However, the first sentence sounds stilted. 商店里也没有面包 is natural. It might be because if there isn't any bread at all in the shop then there should not be a piece of it. So 一个 is unnecessary here.
The first shop didn't even have one loaf of bread, the second shop also the same story.
From these definitions of 也，found here, I would say the first 也 corresponds with 2. 'even' and the second 也 corresponds with 3. 'also'
It is not surprising that even and also are very close:
even: Old English efen "level," also "equal, like; ...
When the conjunction 就 means "just" or "then", it doesn't go before noun
玛丽 is a noun
The sentence should be
听了我的话，玛丽很快(就)不哭了。 --> Mary quickly (just) stop crying
听了我的话，玛丽(就)很快不哭了 --> Mary (then) quickly stop crying
Notice: When 就 means "ONLY", it does go before noun

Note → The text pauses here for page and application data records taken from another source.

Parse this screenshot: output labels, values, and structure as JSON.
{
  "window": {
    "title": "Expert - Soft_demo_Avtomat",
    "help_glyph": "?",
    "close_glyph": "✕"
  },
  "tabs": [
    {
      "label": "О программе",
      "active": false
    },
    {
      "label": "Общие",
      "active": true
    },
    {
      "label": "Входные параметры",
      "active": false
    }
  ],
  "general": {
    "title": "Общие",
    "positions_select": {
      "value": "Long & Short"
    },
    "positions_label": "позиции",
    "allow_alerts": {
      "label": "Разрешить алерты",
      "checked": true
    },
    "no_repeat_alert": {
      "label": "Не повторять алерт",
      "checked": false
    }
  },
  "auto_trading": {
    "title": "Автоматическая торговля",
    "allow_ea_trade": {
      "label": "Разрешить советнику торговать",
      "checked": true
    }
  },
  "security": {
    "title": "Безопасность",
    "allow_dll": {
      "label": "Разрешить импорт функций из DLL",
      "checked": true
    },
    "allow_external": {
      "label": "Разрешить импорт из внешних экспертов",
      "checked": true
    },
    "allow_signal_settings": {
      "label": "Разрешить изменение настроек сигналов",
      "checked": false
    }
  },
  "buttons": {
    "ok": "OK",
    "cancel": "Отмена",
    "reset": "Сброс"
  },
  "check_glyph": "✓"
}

Example: 他们都哭了，(就)玛丽不哭 --> They all cried, (only) Mary didn't
It is acceptable and understandable. 作業他一點都沒做。(He did not even do small amount of homework.)
Think the component as [thing][person][description used to denote less amount of thing][description used to emphasize not][action], where [person] is the one that did not even perform the [action] on small amount of [thing]. [description used to denote less amount ...
The properly grammatical way to say this is: 我学中文学了四年了. First of all this uses the proper double 了 structure to convey "continuation", secondly it uses a topic comment structure:
Topic: 我学中文 "as for my Chinese studies..."
Comment: 学了四年了 "I have been studying for four years"
This "double 了" structure is discussed in this online article which contains almost ...
就 in 你现在就去做 functions as the adverb "just".
你现在去做 = you go do it now
你现在(就)去做 = you (just) go do it now
Example of 就 = at once; right away:
吃完飯去 = go after finish dinner
吃完飯(就)去 = go (right away) after finish dinner
吃完飯 is the requirement. Once this requirement is met, then 去 occur at once
完成工作付工資 = when you finished work, I will pay your service ...
You can look here in the new-look zdic for many uses.
For example sentences you can look here or here.
Often 在 is used with words like 上、下、里 as a double preposition. Watch out for that.
The difference between 吃 and 在吃？Not much and subtle!
Would you like rice or noodles?
我吃饭。I want rice.
我吃面。I want noodles.
我在厨房里吃晚饭。I'm in the kitchen eating ...
Like in most languages, expression of the concept of not having anything in Chinese is most naturally done as a negative, viz
My English voicemail employs "You don't have any unread messages" in the same way.
However, the use of 零 líng + a classifier like 個 gè is attested, albeit in very limited contexts, most commonly in temperature (to "...